The results of the 2016 study were consistent with results obtained in many other studies conducted since 1982. Those studies typically concluded that the genital use of talcum powder increases the risk of ovarian cancer by 33% to 35%. Although other studies found no relationship between talcum powder and ovarian cancer, a comprehensive review by the World Health Organization International Agency for Research on Cancer (IARC) criticized many of the studies that found no relationship between ovarian cancer and talcum powder. In many of those studies, the sample size was too small to produce reliable results, the researchers did not gather enough data, or the study was not well designed.
Two studies are particularly important. A large cohort study published in 2000 examined data concerning a group of 78,630 women who participated in the study between 1982 and 1996. The 307 women who developed ovarian cancer during that time were compared to those who did not. The study concluded that women who used talcum powder in their pubic area were more likely to develop a certain kind of invasive ovarian cancer
The second study, published in 2013, analyzed data reported to the Ovarian Cancer Association Consortium by researchers who were conducting eight other studies. The analysis compared 8,525 women who suffered from ovarian cancer to a control group of 9,859 cancer-free women. Of the women in the control group, 25% used talcum powder on their genitals while 31% of the women with ovarian cancer did so. After controlling for other cancer risks, the researchers concluded that genital powder use is associated with a 20% to 30% increase in risk of developing ovarian cancer.

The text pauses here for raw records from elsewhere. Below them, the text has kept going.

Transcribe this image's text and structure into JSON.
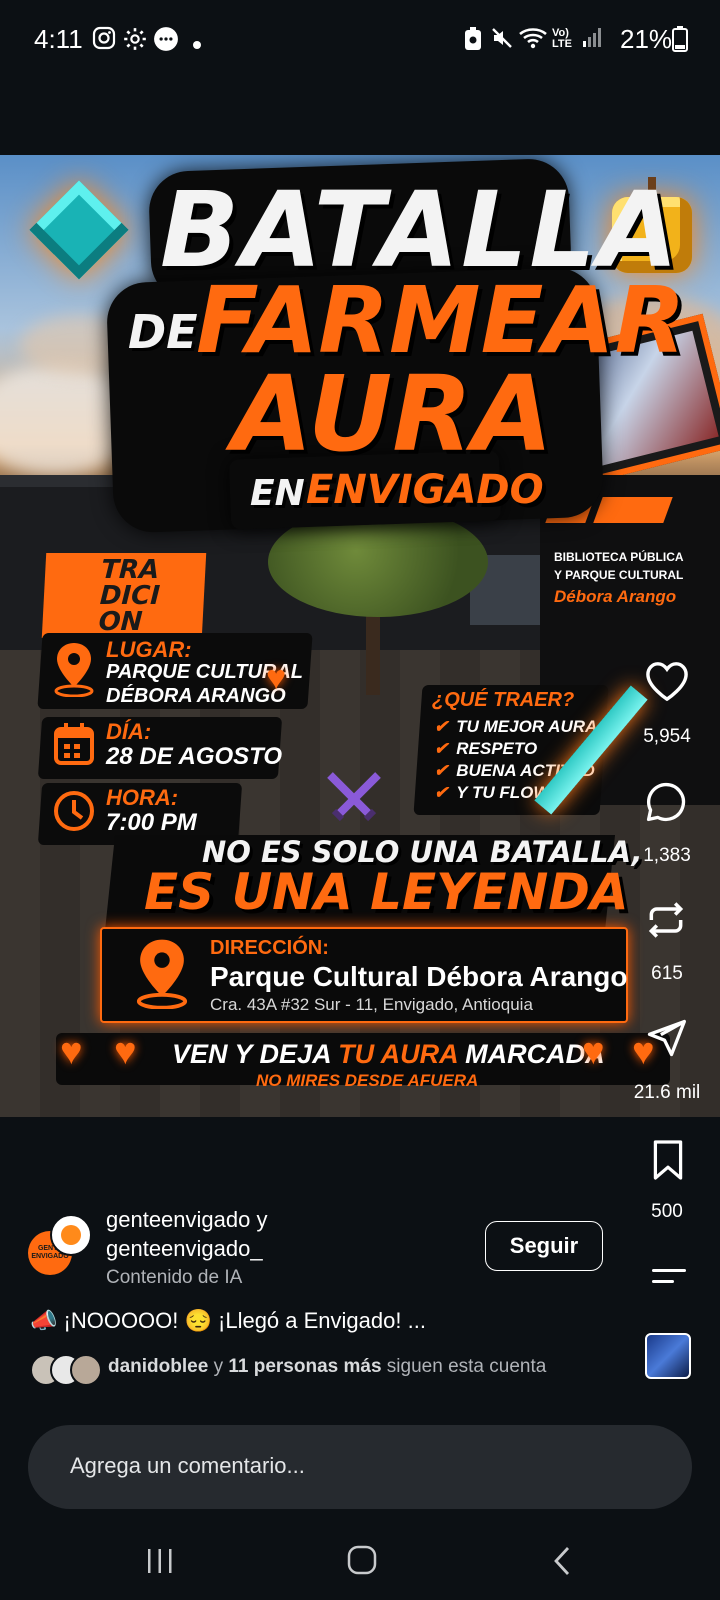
{
  "status_bar": {
    "time": "4:11",
    "battery": "21%"
  },
  "post": {
    "poster": {
      "title_line1": "BATALLA",
      "title_de": "DE",
      "title_line2": "FARMEAR",
      "title_line3": "AURA",
      "subtitle_en": "EN",
      "subtitle_place": "ENVIGADO",
      "banner_text": "TRA DICI ON",
      "sign_text_1": "BIBLIOTECA PÚBLICA",
      "sign_text_2": "Y PARQUE CULTURAL",
      "sign_text_3": "Débora Arango",
      "lugar_label": "LUGAR:",
      "lugar_value_1": "PARQUE CULTURAL",
      "lugar_value_2": "DÉBORA ARANGO",
      "dia_label": "DÍA:",
      "dia_value": "28 DE AGOSTO",
      "hora_label": "HORA:",
      "hora_value": "7:00 PM",
      "traer_title": "¿QUÉ TRAER?",
      "traer_items": [
        "TU MEJOR AURA",
        "RESPETO",
        "BUENA ACTITUD",
        "Y TU FLOW"
      ],
      "tagline_1": "NO ES SOLO UNA BATALLA,",
      "tagline_2": "ES UNA LEYENDA",
      "direccion_label": "DIRECCIÓN:",
      "direccion_name": "Parque Cultural Débora Arango",
      "direccion_address": "Cra. 43A #32 Sur - 11, Envigado, Antioquia",
      "cta_part1": "VEN Y DEJA",
      "cta_part2": "TU AURA",
      "cta_part3": "MARCADA",
      "cta_sub": "NO MIRES DESDE AFUERA"
    },
    "actions": {
      "likes": "5,954",
      "comments": "1,383",
      "reposts": "615",
      "shares": "21.6 mil",
      "saves": "500"
    },
    "author": {
      "avatar_text": "GENTE ENVIGADO",
      "name_line1": "genteenvigado y",
      "name_line2": "genteenvigado_",
      "label": "Contenido de IA",
      "follow_label": "Seguir"
    },
    "caption": "📣 ¡NOOOOO! 😔 ¡Llegó a Envigado! ...",
    "followed_by": {
      "name": "danidoblee",
      "connector": "y",
      "others": "11 personas más",
      "suffix": "siguen esta cuenta"
    }
  },
  "comment_input": {
    "placeholder": "Agrega un comentario..."
  },
  "colors": {
    "accent_orange": "#ff6a10",
    "background": "#0c1014",
    "input_bg": "#262a2f"
  }
}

How have juries decided cases involving talcum powder and ovarian cancer?
About 1,200 women with ovarian cancer have sued manufacturers of talcum powder. Two cases against Johnson & Johnson have gone to trial. Juries heard evidence that Johnson & Johnson advertises the importance of dusting genitals with talcum powder or baby powder to “feel fresh” and reduce odor. Yet the advertising fails to warn women of a cancer risk that, according to the company’s internal documents, Johnson & Johnson has known about since 1971.
Scientists have repeatedly advised companies like Johnson & Johnson to warn consumers that talcum powder and baby powder might be linked to ovarian cancer. Instead of warning women not to use body powders on their genitals, Johnson & Johnson actively encouraged them to do so. It is not surprising that the two trials ended in verdicts against Johnson & Johnson of $72 million and $55 million.
If I used talcum powder and have ovarian cancer, what should I do?
A law firm that represents clients in personal injury cases based on dangerous or toxic products can evaluate your situation if you suspect that talcum powder or baby powder caused your ovarian cancer. You may be entitled to substantial compensation for the tragedy that you are enduring. Surviving family members may also be entitled to wrongful death compensation if a loved one died of ovarian cancer after a lifetime of using talcum powder or baby powder. You need to act quickly, however, to avoid missing important deadlines that could cause you to lose your right to bring a claim. The attorneys at Advocate Law Group have decades of experience handling product liability and personal injury claims. We work with leading product liability firms nationwide to help our clients obtain results. Contact us for a free case evaluation.